Every line in the entries where "text" is found should be copied.

Dataset entries:
════════════════
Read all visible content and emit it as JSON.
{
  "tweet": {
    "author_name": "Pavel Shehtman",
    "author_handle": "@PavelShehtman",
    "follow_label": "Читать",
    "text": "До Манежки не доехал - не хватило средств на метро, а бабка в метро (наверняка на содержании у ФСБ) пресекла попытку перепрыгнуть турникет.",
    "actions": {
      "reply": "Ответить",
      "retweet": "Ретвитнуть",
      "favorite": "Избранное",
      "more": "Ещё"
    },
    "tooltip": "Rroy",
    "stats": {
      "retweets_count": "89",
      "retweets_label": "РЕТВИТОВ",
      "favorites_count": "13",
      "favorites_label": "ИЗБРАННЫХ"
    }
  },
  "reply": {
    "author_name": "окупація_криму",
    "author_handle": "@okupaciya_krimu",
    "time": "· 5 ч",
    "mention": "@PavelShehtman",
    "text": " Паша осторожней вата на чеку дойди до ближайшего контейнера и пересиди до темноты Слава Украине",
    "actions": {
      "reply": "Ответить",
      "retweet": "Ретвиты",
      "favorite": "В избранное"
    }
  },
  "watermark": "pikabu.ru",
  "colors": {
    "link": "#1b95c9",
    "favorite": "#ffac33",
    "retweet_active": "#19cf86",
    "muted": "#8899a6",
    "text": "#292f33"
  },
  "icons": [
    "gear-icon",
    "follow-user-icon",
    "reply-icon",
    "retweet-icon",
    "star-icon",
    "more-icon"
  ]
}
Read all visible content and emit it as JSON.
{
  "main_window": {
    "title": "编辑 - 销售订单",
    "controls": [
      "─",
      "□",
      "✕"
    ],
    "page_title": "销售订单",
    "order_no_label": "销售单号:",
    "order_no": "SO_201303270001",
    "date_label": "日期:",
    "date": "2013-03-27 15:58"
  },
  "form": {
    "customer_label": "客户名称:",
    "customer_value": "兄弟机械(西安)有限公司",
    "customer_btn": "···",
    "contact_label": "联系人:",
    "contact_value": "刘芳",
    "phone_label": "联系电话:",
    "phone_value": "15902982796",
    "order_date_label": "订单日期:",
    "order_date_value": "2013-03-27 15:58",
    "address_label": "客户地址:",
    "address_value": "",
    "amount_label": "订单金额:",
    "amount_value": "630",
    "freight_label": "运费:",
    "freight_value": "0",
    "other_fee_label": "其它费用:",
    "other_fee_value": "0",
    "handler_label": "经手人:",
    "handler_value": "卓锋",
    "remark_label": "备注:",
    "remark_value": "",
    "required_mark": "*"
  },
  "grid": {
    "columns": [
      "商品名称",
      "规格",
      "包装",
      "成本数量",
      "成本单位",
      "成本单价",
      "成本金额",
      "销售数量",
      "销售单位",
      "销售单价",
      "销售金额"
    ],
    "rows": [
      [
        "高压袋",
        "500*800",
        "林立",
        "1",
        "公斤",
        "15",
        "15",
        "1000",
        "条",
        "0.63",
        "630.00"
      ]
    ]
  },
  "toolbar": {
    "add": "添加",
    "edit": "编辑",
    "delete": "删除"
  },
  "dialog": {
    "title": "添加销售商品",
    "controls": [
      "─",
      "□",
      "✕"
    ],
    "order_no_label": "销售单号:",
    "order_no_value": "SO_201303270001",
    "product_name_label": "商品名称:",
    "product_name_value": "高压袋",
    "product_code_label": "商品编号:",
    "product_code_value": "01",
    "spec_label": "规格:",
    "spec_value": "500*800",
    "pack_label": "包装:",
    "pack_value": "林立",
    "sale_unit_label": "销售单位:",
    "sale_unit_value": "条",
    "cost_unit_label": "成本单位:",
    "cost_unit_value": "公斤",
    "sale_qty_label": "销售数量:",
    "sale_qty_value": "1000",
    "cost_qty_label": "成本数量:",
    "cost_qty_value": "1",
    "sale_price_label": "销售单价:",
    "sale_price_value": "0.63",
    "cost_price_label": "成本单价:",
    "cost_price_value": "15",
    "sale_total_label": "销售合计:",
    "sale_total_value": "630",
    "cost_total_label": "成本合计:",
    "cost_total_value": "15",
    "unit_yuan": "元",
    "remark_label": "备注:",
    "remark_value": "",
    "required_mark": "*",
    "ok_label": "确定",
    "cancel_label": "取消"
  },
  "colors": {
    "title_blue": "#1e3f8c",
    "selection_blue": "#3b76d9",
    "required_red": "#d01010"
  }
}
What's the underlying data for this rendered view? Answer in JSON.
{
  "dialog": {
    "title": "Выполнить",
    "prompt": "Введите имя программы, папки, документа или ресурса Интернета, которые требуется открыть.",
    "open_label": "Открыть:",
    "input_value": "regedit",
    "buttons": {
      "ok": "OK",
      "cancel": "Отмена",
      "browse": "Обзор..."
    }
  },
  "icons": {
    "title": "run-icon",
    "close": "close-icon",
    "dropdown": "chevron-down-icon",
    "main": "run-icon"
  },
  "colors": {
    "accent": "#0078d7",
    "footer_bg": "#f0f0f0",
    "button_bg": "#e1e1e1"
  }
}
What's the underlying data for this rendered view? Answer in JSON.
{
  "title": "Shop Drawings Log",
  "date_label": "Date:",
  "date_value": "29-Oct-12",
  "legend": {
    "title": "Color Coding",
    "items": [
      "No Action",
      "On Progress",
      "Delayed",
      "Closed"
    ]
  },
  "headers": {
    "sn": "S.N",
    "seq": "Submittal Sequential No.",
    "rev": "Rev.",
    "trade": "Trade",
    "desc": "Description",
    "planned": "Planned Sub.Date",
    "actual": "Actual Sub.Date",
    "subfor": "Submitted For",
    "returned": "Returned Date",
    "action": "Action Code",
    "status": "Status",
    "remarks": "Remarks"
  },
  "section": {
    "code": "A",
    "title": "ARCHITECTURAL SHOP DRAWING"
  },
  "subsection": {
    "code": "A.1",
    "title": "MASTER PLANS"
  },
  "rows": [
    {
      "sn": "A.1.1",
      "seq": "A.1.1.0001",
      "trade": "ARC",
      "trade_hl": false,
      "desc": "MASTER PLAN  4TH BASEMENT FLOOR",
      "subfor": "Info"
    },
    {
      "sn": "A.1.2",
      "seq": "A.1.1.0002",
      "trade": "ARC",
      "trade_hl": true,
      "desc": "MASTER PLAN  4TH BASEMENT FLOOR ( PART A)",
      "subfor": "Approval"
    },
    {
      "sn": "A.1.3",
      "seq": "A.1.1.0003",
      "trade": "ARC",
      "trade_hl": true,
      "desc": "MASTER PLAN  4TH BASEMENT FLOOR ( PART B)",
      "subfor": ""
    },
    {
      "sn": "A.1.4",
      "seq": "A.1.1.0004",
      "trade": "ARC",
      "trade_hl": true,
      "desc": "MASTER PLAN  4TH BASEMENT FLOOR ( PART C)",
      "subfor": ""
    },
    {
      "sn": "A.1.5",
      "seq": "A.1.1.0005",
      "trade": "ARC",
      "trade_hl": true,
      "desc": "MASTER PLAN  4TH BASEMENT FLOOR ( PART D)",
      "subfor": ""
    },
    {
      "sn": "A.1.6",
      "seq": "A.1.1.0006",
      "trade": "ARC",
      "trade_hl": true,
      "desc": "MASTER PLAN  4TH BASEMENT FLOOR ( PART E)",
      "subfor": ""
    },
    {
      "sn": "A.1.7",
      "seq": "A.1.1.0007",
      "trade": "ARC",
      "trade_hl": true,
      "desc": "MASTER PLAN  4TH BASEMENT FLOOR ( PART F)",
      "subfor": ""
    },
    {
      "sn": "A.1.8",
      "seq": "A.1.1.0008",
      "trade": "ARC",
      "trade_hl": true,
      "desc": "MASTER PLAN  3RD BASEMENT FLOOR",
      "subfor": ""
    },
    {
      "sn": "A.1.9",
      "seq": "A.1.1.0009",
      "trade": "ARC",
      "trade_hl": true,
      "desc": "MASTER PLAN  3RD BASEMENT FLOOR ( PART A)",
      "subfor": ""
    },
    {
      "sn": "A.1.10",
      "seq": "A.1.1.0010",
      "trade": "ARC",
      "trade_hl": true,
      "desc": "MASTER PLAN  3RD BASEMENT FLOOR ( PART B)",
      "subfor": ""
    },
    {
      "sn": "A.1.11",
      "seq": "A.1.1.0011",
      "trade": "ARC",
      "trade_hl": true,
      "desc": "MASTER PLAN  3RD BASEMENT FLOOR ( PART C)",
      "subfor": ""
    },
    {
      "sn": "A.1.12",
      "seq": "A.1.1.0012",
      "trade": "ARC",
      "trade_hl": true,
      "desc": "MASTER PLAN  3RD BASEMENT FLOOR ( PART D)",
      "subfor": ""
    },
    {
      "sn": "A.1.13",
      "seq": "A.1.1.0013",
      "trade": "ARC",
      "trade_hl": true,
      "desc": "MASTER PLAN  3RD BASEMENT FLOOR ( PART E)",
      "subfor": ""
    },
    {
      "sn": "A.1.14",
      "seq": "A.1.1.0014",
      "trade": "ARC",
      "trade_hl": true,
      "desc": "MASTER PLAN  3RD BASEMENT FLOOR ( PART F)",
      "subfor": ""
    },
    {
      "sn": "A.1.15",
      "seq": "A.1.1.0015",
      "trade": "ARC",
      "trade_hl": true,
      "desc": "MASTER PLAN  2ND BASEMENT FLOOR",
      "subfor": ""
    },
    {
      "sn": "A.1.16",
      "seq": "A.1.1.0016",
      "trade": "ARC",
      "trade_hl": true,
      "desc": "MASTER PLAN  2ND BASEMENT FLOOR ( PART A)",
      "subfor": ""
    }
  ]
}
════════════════
Reply to the exercise:
    "text": "До Манежки не доехал - не хватило средств на метро, а бабка в метро (наверняка на содержании у ФСБ) пресекла попытку перепрыгнуть турникет.",
    "text": " Паша осторожней вата на чеку дойди до ближайшего контейнера и пересиди до темноты Слава Украине",
    "text": "#292f33"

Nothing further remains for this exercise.